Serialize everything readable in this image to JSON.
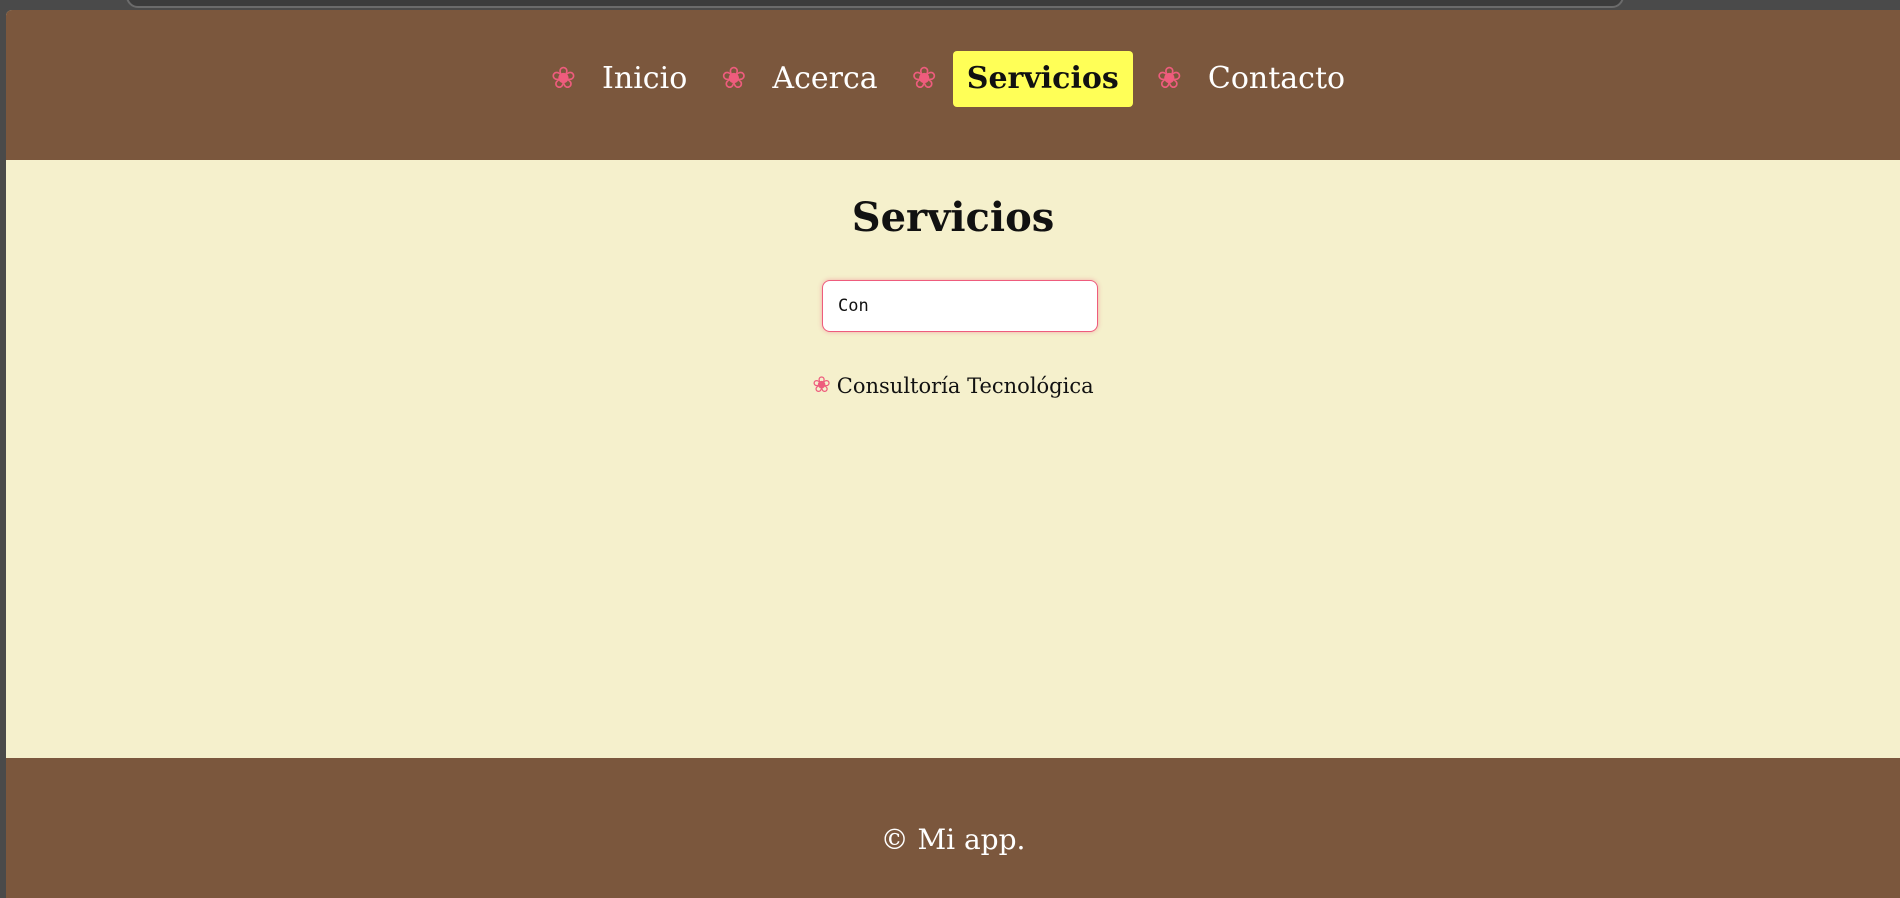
{
  "nav": {
    "items": [
      {
        "label": "Inicio",
        "active": false,
        "icon": "flower-icon"
      },
      {
        "label": "Acerca",
        "active": false,
        "icon": "flower-icon"
      },
      {
        "label": "Servicios",
        "active": true,
        "icon": "flower-icon"
      },
      {
        "label": "Contacto",
        "active": false,
        "icon": "flower-icon"
      }
    ]
  },
  "main": {
    "title": "Servicios",
    "search": {
      "value": "Con",
      "placeholder": ""
    },
    "results": [
      {
        "label": "Consultoría Tecnológica",
        "icon": "flower-icon"
      }
    ]
  },
  "footer": {
    "text": "© Mi app."
  },
  "colors": {
    "header_bg": "#7b573d",
    "page_bg": "#f5f0cc",
    "accent_pink": "#ee5c7d",
    "active_highlight": "#ffff57"
  },
  "icons": {
    "flower_glyph": "❀"
  }
}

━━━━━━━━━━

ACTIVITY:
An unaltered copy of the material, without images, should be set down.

TASK ANSWER:
Serialize everything readable in this image to JSON.
{
  "nav": {
    "items": [
      {
        "label": "Inicio",
        "active": false,
        "icon": "flower-icon"
      },
      {
        "label": "Acerca",
        "active": false,
        "icon": "flower-icon"
      },
      {
        "label": "Servicios",
        "active": true,
        "icon": "flower-icon"
      },
      {
        "label": "Contacto",
        "active": false,
        "icon": "flower-icon"
      }
    ]
  },
  "main": {
    "title": "Servicios",
    "search": {
      "value": "Con",
      "placeholder": ""
    },
    "results": [
      {
        "label": "Consultoría Tecnológica",
        "icon": "flower-icon"
      }
    ]
  },
  "footer": {
    "text": "© Mi app."
  },
  "colors": {
    "header_bg": "#7b573d",
    "page_bg": "#f5f0cc",
    "accent_pink": "#ee5c7d",
    "active_highlight": "#ffff57"
  },
  "icons": {
    "flower_glyph": "❀"
  }
}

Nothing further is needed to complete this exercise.